CHARLOTTE, North Carolina (CNN) — The officer who fatally shot Keith Lamont Scott won’t face charges, a prosecutor said Wednesday, closing a two-month investigation into the killing that led to heated protests and divided the city of Charlotte.
Mecklenburg County District Attorney Andrew Murray said he didn’t reach the decision alone; a total of 15 prosecutors unanimously agreed that Charlotte-Mecklenburg police Officer Brentley Vinson was justified in shooting Scott on September 20 in an apartment complex parking lot.
In his hour-long announcement, Murray refuted a series of “erroneous claims” made shortly after the shooting. He said those narratives fueled widespread misconceptions about what actually happened.
— Scott’s relatives said he didn’t have a gun, but “all the credible evidence” led to the conclusion that Scott was armed, Murray said. He said Scott’s DNA was on the grip of a gun found at the scene.

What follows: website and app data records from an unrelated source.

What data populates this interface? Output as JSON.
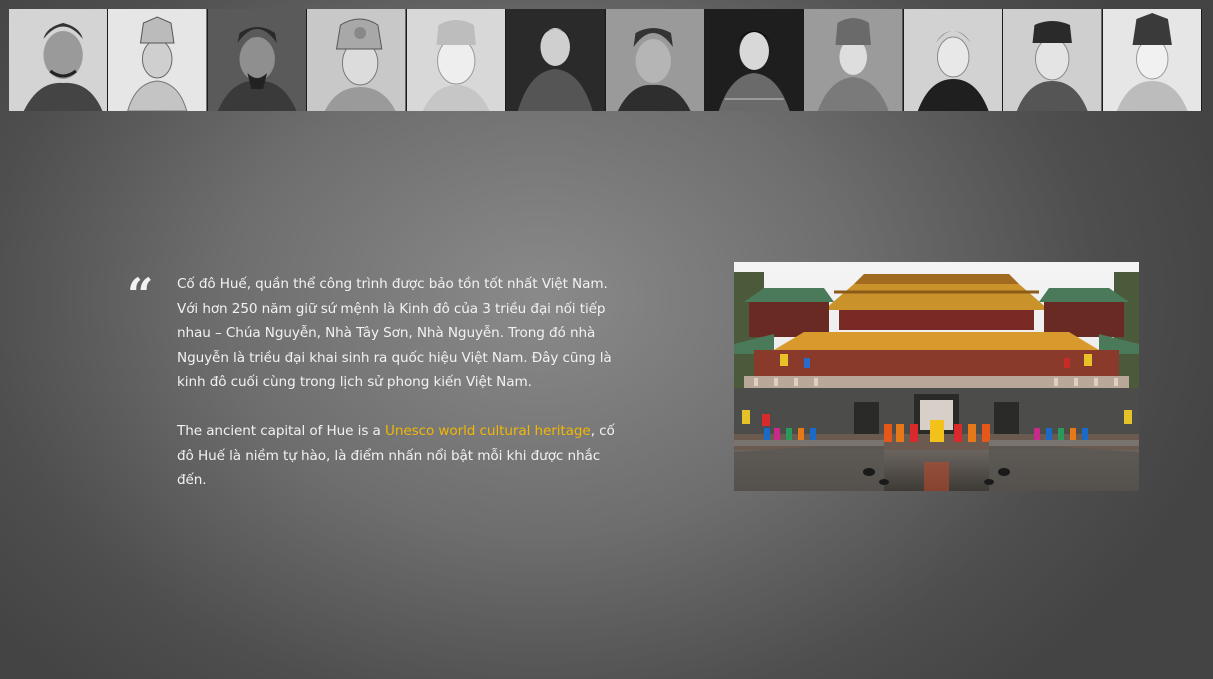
{
  "portrait_strip": {
    "portraits": [
      {
        "icon": "portrait-1-icon",
        "tone": "#d9d9d9"
      },
      {
        "icon": "portrait-2-icon",
        "tone": "#e3e3e3"
      },
      {
        "icon": "portrait-3-icon",
        "tone": "#4a4a4a"
      },
      {
        "icon": "portrait-4-icon",
        "tone": "#bfbfbf"
      },
      {
        "icon": "portrait-5-icon",
        "tone": "#d0d0d0"
      },
      {
        "icon": "portrait-6-icon",
        "tone": "#2e2e2e"
      },
      {
        "icon": "portrait-7-icon",
        "tone": "#7a7a7a"
      },
      {
        "icon": "portrait-8-icon",
        "tone": "#3a3a3a"
      },
      {
        "icon": "portrait-9-icon",
        "tone": "#8c8c8c"
      },
      {
        "icon": "portrait-10-icon",
        "tone": "#cfcfcf"
      },
      {
        "icon": "portrait-11-icon",
        "tone": "#dcdcdc"
      },
      {
        "icon": "portrait-12-icon",
        "tone": "#e8e8e8"
      }
    ]
  },
  "quote": {
    "paragraph_1": "Cố đô Huế, quần thể công trình được bảo tồn tốt nhất Việt Nam. Với hơn 250 năm giữ sứ mệnh là Kinh đô của 3 triều đại nối tiếp nhau – Chúa Nguyễn, Nhà Tây Sơn, Nhà Nguyễn. Trong đó nhà Nguyễn là triều đại khai sinh ra quốc hiệu Việt Nam. Đây cũng là kinh đô cuối cùng trong lịch sử phong kiến Việt Nam.",
    "paragraph_2_before": "The ancient capital of Hue is a ",
    "paragraph_2_link": "Unesco world cultural heritage",
    "paragraph_2_after": ", cố đô Huế là niềm tự hào, là điểm nhấn nổi bật mỗi khi được nhắc đến."
  },
  "colors": {
    "link": "#f2b705",
    "text": "#f2f2f2"
  },
  "photo": {
    "icon": "hue-citadel-ngo-mon-photo"
  }
}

Murray also said at least three officers reported seeing Scott holding a gun before he was shot, though dashcam video did not show that detail.
— Shortly before the shooting, Scott visited a local convenience store. There, surveillance video showed a bulge around Scott’s ankle that was consistent with the holster and gun later described by officers, Murray said.
— One woman initially said a white officer killed Scott at the apartment complex — a narrative later echoed by protesters. But that woman later told investigators she didn’t actually see the shooting, Murray said.
Murray said Vinson, who is black, was the only officer who shot Scott. He said an analysis of the other officers’ guns showed those guns were fully loaded, while Vinson’s gun was missing several bullets.
— After the shooting, Scott’s daughter posted a video on Facebook Live saying her father was in his car reading a book. But the daughter also did not witness the shooting. And no book was found at the scene, Murray said.
Murray said that while criminal charges are not appropriate, “I know some are going to be frustrated.”
He said he met with Scott’s family Wednesday morning to tell them about his decision and said the family was “extremely gracious.”
Scott’s family attorneys: Our work isn’t over
The district attorney’s announcement that no charges would be filed “doesn’t end our inquiry,” Scott family attorney Charles Monnett said Wednesday.
“We still have concerns,” Monnett said. “We still have real questions about what decisions were made that day,” such as whether police could have used better de-escalation techniques that may have prevented Scott’s death.
Another Scott family attorney, Justin Bamberg, acknowledged Wednesday that “it’s safe to say he did have a gun on his person” — but there was no definitive proof that he had the gun in his hand.
The district attorney said while police reported seeing Scott with both marijuana and a gun, there was no evidence to show Scott raised the gun. Regardless, Murray said, Scott “could have raised his gun at any point” to shoot officers.
Two months of tensions
Scott’s death sparked massive protests — sometimes violent — and fueled the national debate about whether police are too quick to use deadly force, particularly against black men.
The fact that the officer is also black doesn’t matter, some Charlotte residents said.
‘This is not a black/white thing. This is a blue/black thing’
The deadly encounter started when police said they were looking for a person with an outstanding warrant at an apartment complex. That’s when Scott, 43, exited a vehicle with a gun.
After widespread demands for the release of dashcam video, officials released the footage in October. But it didn’t tell the complete story, such as whether Scott was holding or raising a gun.
The police footage shows an officer in plain clothes with his weapon drawn on Scott as Scott exits an SUV and begins walking backward. Vinson then shoots Scott four times.
Video taken by Scott’s widow shows a different perspective of what happened — but also doesn’t tell the complete story.
In that video, a man repeatedly yells for someone — apparently Scott — to “drop the gun.”
“He doesn’t have a gun. He has a TBI (traumatic brain injury),” Rakeyia Scott says, referencing an injury Scott sustained in a motorcycle accident. “He’s not going to do anything to you guys. He just took his medicine.”
Tests of Scott’s blood indicated the presence of diazepam, amantadine, babapentin, nicotine, nordiazepam and promethazine. Scott’s family attorney said the drugs were being used to treat Scott’s traumatic brain injury.